Bob left DC Thomson in 1972, selling his work to Fleetway publishers – the comic division of IPC – for the next 13 years, illustrating the stand out strips, “Gums” and “Kid Kong” in Monster Fun. He also took over from Ken Reid once again, on “Frankie Stein”.
Robert returned to DC Thomson in the mid 1980s, where he took up drawing “Roger the Dodger” again amongst other strips, including “Beryl the Peril” in The Topper.
Whilst self-employed, Bob also worked for several publishers designing greetings cards, joke book covers and illustrations, and company logos etc.
In addition to his skills as a cartoonist, Bob also enjoyed drawing and painting for his own pleasure. Using pastels, oils, watercolours, inks, pencils, and scraper-boards, Bob developed unique styles in surreal and fantasy art, art for children, landscapes and other scenes of nature. He passed away on 22nd October 2002.
Alf Saporito worked for Fleetway/IPC from 1967 until the early 80s. His big break came when illustrating “Gus Gorilla” – the strip which appeared on the cover of Cor!! Other strips included one featuring the comedian Charlie Williams in Shiver & Shake and “Master Spy”, in Valiant.
Alf is probably best known for his work on “Gums”, taking over the strip when it moved into Buster.
Saporito also drew stories featuring the Hanna-Barbera characters Wally Gator and Magilla Gorilla for Fun Time and Yogi And His Toy in 1972.
Mike Gent takes a trip back to the 1970s and remembers just one of many IPC humour titles…
• The Robert T. Nixon web site, now defunct, snapshot on Wayback
The founder of downthetubes, which he established in 1998. John works as a comics and magazine editor, writer, and on promotional work for the Lakes International Comic Art Festival. He is currently editor of Star Trek Explorer, published by Titan – his third tour of duty on the title originally titled Star Trek Magazine.
Working in British comics publishing since the 1980s, his credits include editor of titles such as Doctor Who Magazine, Babylon 5 Magazine, and more. He also edited the comics anthology STRIP Magazine and edited several audio comics for ROK Comics. He has also edited several comic collections, including volumes of “Charley’s War” and “Dan Dare”.

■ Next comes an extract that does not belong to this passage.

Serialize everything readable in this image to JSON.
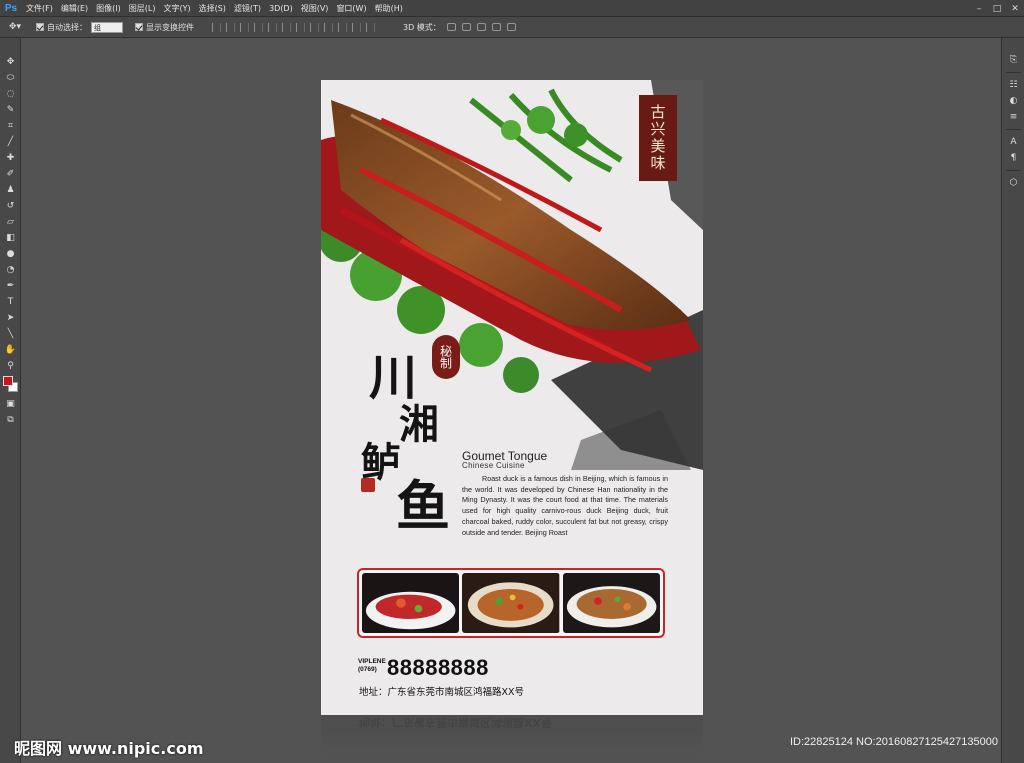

He’s the writer of “Pilgrim: Secrets and Lies” for B7 Comics; “Crucible”, a creator-owned project with 2000AD artist Smuzz; and “Death Duty” and “Skow Dogs” with Dave Hailwood.